Revisiting the Three Laws of Performance

I’m a huge fan of the Three Laws of Performance, by Dave Logan and Steve Zaffron. It deals with what it takes to create sustainable change, and has lessons that apply to both individuals and institutions.

Let’s put this in context.  The three laws are set against the backdrop of what the authors refer to as our “default future,” the product of a complex set of variables inside us, or inside our organizations.  Examining that default is valuable, as it identifies opportunities for change or (better) improvement.  Application of the three laws helps us figure out how to get there.
The first law:  how people perform correlates to how situations occur to them.  It answers questions about “why people do what they do.”  Reflection on this alone can be transformative, considering research on our ability to “rewire” our own brains.
The second law:  how situations occur to people arises in language (verbal and non verbal).  It offers us insight as to “how we improve.”
The third law:  Language that is future-based, or “generative,” transforms how situations occur to people.  When we use generative language, we transform and shape the future, as opposed to simply describing what is occurring or has occurred in the past and predicting the future.
Three Laws has excellent examples to illustrate its theory and some hard acquired research to support it.  Here at the law factory, we’re using the Three Laws to build a law practice that authentically supports the advancement and achievement of our clients.  Just making that statement changes how we approach new clients, and how we counsel them.  Staying true to that sometimes requires us to make some tough choices, such as not taking on matters that are not within the firm’s four core offerings of business counsel, commercial litigation, mediation and family law.  Or adding people who share the essential value of supporting the advancement and achievement of others.
Putting the three laws on your radar seems transformative in and of itself; people thereafter tend toward trying to use generative language.  But there are deeper questions there that challenge leaders to first look inward.
How do the Three Laws play out for you?  Is it the same in all environments?

On Free Consultations…

“People don’t buy what you do they buy why you do it.” –Simon Sinek.

Many attorneys offer free consultations. They do so to attract and meet potential clients, learn about their legal problem(s), build rapport and ultimately, in the parlance of one legal marketing book, “capture” clients.

We do not generally give away consultations, not because there is anything wrong with doing so (there is not) or because they don’t work (they can be effective for certain attorneys and practice areas). Even so, I do spend time on the phone and in person with potential clients and referral sources, and helping those who cannot otherwise afford legal advice.
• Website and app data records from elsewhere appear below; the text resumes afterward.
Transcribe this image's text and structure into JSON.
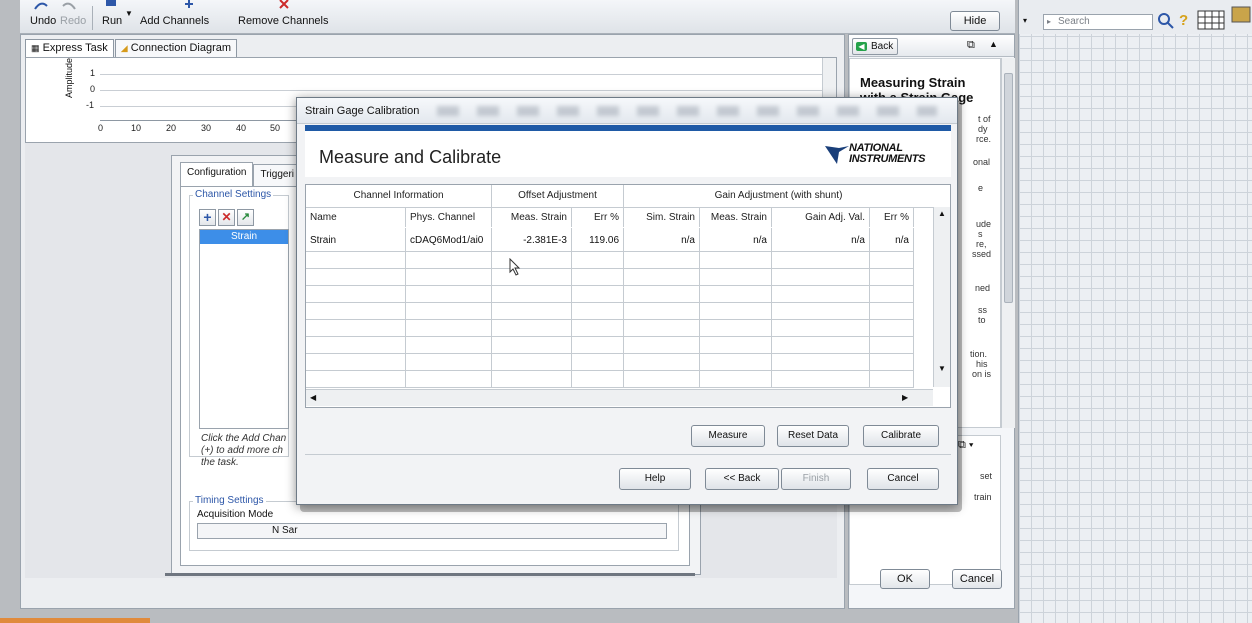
{
  "toolbar": {
    "undo": "Undo",
    "redo": "Redo",
    "run": "Run",
    "add_channels": "Add Channels",
    "remove_channels": "Remove Channels",
    "hide_help": "Hide Help"
  },
  "main": {
    "tabs": [
      {
        "label": "Express Task"
      },
      {
        "label": "Connection Diagram"
      }
    ],
    "graph": {
      "y_label": "Amplitude",
      "y_ticks": [
        "1",
        "0",
        "-1"
      ],
      "x_ticks": [
        "0",
        "10",
        "20",
        "30",
        "40",
        "50"
      ]
    },
    "config": {
      "tabs": [
        "Configuration",
        "Triggeri"
      ],
      "channel_settings": "Channel Settings",
      "channels": [
        "Strain"
      ],
      "hint": [
        "Click the Add Chan",
        "(+) to add more ch",
        "the task."
      ],
      "timing_settings": "Timing Settings",
      "acquisition_mode": "Acquisition Mode",
      "acq_value": "N Sar"
    },
    "ok": "OK",
    "cancel": "Cancel"
  },
  "help": {
    "back": "Back",
    "title": [
      "Measuring Strain",
      "with a Strain Gage"
    ],
    "fragments": [
      "t of",
      "dy",
      "rce.",
      "onal",
      "e",
      "ude",
      "s",
      "re,",
      "ssed",
      "ned",
      "ss",
      "to",
      "tion.",
      "his",
      "on is"
    ],
    "lower": [
      "set",
      "train"
    ]
  },
  "search": {
    "placeholder": "Search"
  },
  "dialog": {
    "title": "Strain Gage Calibration",
    "heading": "Measure and Calibrate",
    "logo": [
      "NATIONAL",
      "INSTRUMENTS"
    ],
    "groups": [
      "Channel Information",
      "Offset Adjustment",
      "Gain Adjustment (with shunt)"
    ],
    "columns": [
      "Name",
      "Phys. Channel",
      "Meas. Strain",
      "Err %",
      "Sim. Strain",
      "Meas. Strain",
      "Gain Adj. Val.",
      "Err %"
    ],
    "rows": [
      [
        "Strain",
        "cDAQ6Mod1/ai0",
        "-2.381E-3",
        "119.06",
        "n/a",
        "n/a",
        "n/a",
        "n/a"
      ]
    ],
    "buttons": {
      "measure": "Measure",
      "reset": "Reset Data",
      "calibrate": "Calibrate",
      "help": "Help",
      "back": "<< Back",
      "finish": "Finish",
      "cancel": "Cancel"
    }
  },
  "colors": {
    "accent": "#1f5aa6",
    "selection": "#3d8ee8"
  }
}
I view my purpose as supporting the advancement and achievement of others. Here at the law factory, that is through counseling small businesses and their owners, litigating cases in court, and mediating disputes.

Toward that end we use a basic process at initial conferences that involves listening to the facts, asking questions, and if necessary identifying the need for more information. We apply the law to the facts as presented, and point out additional legal research that might be necessary. We can also use the time to identify, and even weigh, potential strategies and/or outcomes, the need for our present or future involvement, and the potential time and expense that might be involved if we do. Rapport is a natural by-product of a process that allows our clients to decide how to proceed.

And in the event we are hired to perform the work discussed in the conference, we credit the fee for the time spent to the engagement.

Clients are to be helped, not captured.